Task requirements –
Retype the full set of records. Keep every character identical.
*** Source data
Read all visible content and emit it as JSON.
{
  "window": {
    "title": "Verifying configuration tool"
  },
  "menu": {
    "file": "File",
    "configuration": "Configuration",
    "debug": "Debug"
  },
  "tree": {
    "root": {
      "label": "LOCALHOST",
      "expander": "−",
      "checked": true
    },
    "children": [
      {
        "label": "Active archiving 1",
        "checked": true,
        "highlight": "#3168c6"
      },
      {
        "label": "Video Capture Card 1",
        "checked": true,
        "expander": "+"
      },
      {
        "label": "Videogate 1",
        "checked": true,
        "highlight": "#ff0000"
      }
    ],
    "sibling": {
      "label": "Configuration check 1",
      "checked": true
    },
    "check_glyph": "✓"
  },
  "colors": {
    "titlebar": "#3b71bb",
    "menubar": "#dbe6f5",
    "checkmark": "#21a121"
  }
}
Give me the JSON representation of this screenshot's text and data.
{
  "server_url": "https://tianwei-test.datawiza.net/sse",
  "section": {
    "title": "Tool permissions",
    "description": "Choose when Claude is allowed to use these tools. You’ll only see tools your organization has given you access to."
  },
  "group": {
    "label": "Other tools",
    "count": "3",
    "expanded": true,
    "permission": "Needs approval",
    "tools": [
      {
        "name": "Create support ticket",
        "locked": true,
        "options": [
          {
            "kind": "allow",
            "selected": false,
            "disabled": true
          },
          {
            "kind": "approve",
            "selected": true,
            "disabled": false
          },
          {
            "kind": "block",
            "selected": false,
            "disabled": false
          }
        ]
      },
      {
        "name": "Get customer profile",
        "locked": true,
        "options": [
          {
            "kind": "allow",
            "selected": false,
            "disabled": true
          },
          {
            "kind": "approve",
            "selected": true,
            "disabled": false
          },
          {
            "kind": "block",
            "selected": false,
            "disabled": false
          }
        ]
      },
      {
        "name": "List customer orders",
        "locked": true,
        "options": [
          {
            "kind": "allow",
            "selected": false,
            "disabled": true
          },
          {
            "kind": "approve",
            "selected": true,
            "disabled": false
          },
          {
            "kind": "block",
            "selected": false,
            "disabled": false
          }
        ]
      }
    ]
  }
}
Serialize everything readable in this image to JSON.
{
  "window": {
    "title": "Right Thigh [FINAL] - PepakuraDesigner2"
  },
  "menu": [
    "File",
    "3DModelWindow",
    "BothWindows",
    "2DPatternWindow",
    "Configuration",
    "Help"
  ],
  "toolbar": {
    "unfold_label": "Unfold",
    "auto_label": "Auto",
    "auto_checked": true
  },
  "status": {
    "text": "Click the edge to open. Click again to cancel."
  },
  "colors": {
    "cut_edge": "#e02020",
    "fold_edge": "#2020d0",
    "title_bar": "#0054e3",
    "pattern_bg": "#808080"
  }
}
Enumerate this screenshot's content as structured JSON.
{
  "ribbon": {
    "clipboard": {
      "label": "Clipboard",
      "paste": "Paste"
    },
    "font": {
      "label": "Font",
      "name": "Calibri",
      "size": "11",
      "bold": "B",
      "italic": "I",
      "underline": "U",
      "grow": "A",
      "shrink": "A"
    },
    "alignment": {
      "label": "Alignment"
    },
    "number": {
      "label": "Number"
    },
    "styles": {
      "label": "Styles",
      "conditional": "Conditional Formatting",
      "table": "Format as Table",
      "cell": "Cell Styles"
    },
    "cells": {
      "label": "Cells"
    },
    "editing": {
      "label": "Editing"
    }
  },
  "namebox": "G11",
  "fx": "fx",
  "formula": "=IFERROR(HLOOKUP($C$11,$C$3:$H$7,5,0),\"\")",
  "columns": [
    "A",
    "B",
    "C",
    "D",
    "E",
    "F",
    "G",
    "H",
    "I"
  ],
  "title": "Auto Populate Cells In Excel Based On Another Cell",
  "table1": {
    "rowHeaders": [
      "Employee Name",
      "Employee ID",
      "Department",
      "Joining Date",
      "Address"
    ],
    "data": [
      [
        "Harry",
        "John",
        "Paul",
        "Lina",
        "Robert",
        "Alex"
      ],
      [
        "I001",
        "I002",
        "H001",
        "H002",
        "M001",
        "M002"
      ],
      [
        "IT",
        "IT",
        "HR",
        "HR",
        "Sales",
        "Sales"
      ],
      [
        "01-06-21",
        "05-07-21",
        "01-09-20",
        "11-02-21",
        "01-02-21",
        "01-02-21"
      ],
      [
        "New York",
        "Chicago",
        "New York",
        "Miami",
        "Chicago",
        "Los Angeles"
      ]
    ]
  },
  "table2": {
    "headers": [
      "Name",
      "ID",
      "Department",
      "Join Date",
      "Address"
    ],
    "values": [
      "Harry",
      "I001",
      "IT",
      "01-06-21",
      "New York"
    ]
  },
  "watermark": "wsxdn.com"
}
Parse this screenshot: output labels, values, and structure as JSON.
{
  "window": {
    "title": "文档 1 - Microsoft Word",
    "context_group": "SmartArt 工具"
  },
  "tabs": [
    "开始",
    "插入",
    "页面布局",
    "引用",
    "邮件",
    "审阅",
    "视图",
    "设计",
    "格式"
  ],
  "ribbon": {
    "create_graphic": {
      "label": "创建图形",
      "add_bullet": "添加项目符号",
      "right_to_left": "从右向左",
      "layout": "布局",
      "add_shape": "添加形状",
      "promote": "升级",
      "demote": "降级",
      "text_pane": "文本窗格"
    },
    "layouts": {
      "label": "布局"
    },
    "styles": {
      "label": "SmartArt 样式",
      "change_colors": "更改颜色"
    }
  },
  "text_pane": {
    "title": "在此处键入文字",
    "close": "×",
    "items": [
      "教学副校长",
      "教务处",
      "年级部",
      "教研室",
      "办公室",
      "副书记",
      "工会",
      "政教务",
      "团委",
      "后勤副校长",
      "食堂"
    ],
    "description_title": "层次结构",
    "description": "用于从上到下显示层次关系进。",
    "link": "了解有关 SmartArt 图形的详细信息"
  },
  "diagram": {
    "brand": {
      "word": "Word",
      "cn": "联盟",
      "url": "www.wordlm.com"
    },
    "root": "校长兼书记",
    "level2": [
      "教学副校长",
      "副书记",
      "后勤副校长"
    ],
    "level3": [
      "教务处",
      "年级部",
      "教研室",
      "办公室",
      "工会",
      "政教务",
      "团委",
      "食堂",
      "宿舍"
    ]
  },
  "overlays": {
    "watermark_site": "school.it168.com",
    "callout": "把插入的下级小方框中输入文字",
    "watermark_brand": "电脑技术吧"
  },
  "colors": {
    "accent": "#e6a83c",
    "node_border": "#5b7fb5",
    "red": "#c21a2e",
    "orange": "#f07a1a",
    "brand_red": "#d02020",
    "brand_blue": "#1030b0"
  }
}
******
Expected answer –
Read all visible content and emit it as JSON.
{
  "window": {
    "title": "Verifying configuration tool"
  },
  "menu": {
    "file": "File",
    "configuration": "Configuration",
    "debug": "Debug"
  },
  "tree": {
    "root": {
      "label": "LOCALHOST",
      "expander": "−",
      "checked": true
    },
    "children": [
      {
        "label": "Active archiving 1",
        "checked": true,
        "highlight": "#3168c6"
      },
      {
        "label": "Video Capture Card 1",
        "checked": true,
        "expander": "+"
      },
      {
        "label": "Videogate 1",
        "checked": true,
        "highlight": "#ff0000"
      }
    ],
    "sibling": {
      "label": "Configuration check 1",
      "checked": true
    },
    "check_glyph": "✓"
  },
  "colors": {
    "titlebar": "#3b71bb",
    "menubar": "#dbe6f5",
    "checkmark": "#21a121"
  }
}
Give me the JSON representation of this screenshot's text and data.
{
  "server_url": "https://tianwei-test.datawiza.net/sse",
  "section": {
    "title": "Tool permissions",
    "description": "Choose when Claude is allowed to use these tools. You’ll only see tools your organization has given you access to."
  },
  "group": {
    "label": "Other tools",
    "count": "3",
    "expanded": true,
    "permission": "Needs approval",
    "tools": [
      {
        "name": "Create support ticket",
        "locked": true,
        "options": [
          {
            "kind": "allow",
            "selected": false,
            "disabled": true
          },
          {
            "kind": "approve",
            "selected": true,
            "disabled": false
          },
          {
            "kind": "block",
            "selected": false,
            "disabled": false
          }
        ]
      },
      {
        "name": "Get customer profile",
        "locked": true,
        "options": [
          {
            "kind": "allow",
            "selected": false,
            "disabled": true
          },
          {
            "kind": "approve",
            "selected": true,
            "disabled": false
          },
          {
            "kind": "block",
            "selected": false,
            "disabled": false
          }
        ]
      },
      {
        "name": "List customer orders",
        "locked": true,
        "options": [
          {
            "kind": "allow",
            "selected": false,
            "disabled": true
          },
          {
            "kind": "approve",
            "selected": true,
            "disabled": false
          },
          {
            "kind": "block",
            "selected": false,
            "disabled": false
          }
        ]
      }
    ]
  }
}
Serialize everything readable in this image to JSON.
{
  "window": {
    "title": "Right Thigh [FINAL] - PepakuraDesigner2"
  },
  "menu": [
    "File",
    "3DModelWindow",
    "BothWindows",
    "2DPatternWindow",
    "Configuration",
    "Help"
  ],
  "toolbar": {
    "unfold_label": "Unfold",
    "auto_label": "Auto",
    "auto_checked": true
  },
  "status": {
    "text": "Click the edge to open. Click again to cancel."
  },
  "colors": {
    "cut_edge": "#e02020",
    "fold_edge": "#2020d0",
    "title_bar": "#0054e3",
    "pattern_bg": "#808080"
  }
}
Enumerate this screenshot's content as structured JSON.
{
  "ribbon": {
    "clipboard": {
      "label": "Clipboard",
      "paste": "Paste"
    },
    "font": {
      "label": "Font",
      "name": "Calibri",
      "size": "11",
      "bold": "B",
      "italic": "I",
      "underline": "U",
      "grow": "A",
      "shrink": "A"
    },
    "alignment": {
      "label": "Alignment"
    },
    "number": {
      "label": "Number"
    },
    "styles": {
      "label": "Styles",
      "conditional": "Conditional Formatting",
      "table": "Format as Table",
      "cell": "Cell Styles"
    },
    "cells": {
      "label": "Cells"
    },
    "editing": {
      "label": "Editing"
    }
  },
  "namebox": "G11",
  "fx": "fx",
  "formula": "=IFERROR(HLOOKUP($C$11,$C$3:$H$7,5,0),\"\")",
  "columns": [
    "A",
    "B",
    "C",
    "D",
    "E",
    "F",
    "G",
    "H",
    "I"
  ],
  "title": "Auto Populate Cells In Excel Based On Another Cell",
  "table1": {
    "rowHeaders": [
      "Employee Name",
      "Employee ID",
      "Department",
      "Joining Date",
      "Address"
    ],
    "data": [
      [
        "Harry",
        "John",
        "Paul",
        "Lina",
        "Robert",
        "Alex"
      ],
      [
        "I001",
        "I002",
        "H001",
        "H002",
        "M001",
        "M002"
      ],
      [
        "IT",
        "IT",
        "HR",
        "HR",
        "Sales",
        "Sales"
      ],
      [
        "01-06-21",
        "05-07-21",
        "01-09-20",
        "11-02-21",
        "01-02-21",
        "01-02-21"
      ],
      [
        "New York",
        "Chicago",
        "New York",
        "Miami",
        "Chicago",
        "Los Angeles"
      ]
    ]
  },
  "table2": {
    "headers": [
      "Name",
      "ID",
      "Department",
      "Join Date",
      "Address"
    ],
    "values": [
      "Harry",
      "I001",
      "IT",
      "01-06-21",
      "New York"
    ]
  },
  "watermark": "wsxdn.com"
}
Parse this screenshot: output labels, values, and structure as JSON.
{
  "window": {
    "title": "文档 1 - Microsoft Word",
    "context_group": "SmartArt 工具"
  },
  "tabs": [
    "开始",
    "插入",
    "页面布局",
    "引用",
    "邮件",
    "审阅",
    "视图",
    "设计",
    "格式"
  ],
  "ribbon": {
    "create_graphic": {
      "label": "创建图形",
      "add_bullet": "添加项目符号",
      "right_to_left": "从右向左",
      "layout": "布局",
      "add_shape": "添加形状",
      "promote": "升级",
      "demote": "降级",
      "text_pane": "文本窗格"
    },
    "layouts": {
      "label": "布局"
    },
    "styles": {
      "label": "SmartArt 样式",
      "change_colors": "更改颜色"
    }
  },
  "text_pane": {
    "title": "在此处键入文字",
    "close": "×",
    "items": [
      "教学副校长",
      "教务处",
      "年级部",
      "教研室",
      "办公室",
      "副书记",
      "工会",
      "政教务",
      "团委",
      "后勤副校长",
      "食堂"
    ],
    "description_title": "层次结构",
    "description": "用于从上到下显示层次关系进。",
    "link": "了解有关 SmartArt 图形的详细信息"
  },
  "diagram": {
    "brand": {
      "word": "Word",
      "cn": "联盟",
      "url": "www.wordlm.com"
    },
    "root": "校长兼书记",
    "level2": [
      "教学副校长",
      "副书记",
      "后勤副校长"
    ],
    "level3": [
      "教务处",
      "年级部",
      "教研室",
      "办公室",
      "工会",
      "政教务",
      "团委",
      "食堂",
      "宿舍"
    ]
  },
  "overlays": {
    "watermark_site": "school.it168.com",
    "callout": "把插入的下级小方框中输入文字",
    "watermark_brand": "电脑技术吧"
  },
  "colors": {
    "accent": "#e6a83c",
    "node_border": "#5b7fb5",
    "red": "#c21a2e",
    "orange": "#f07a1a",
    "brand_red": "#d02020",
    "brand_blue": "#1030b0"
  }
}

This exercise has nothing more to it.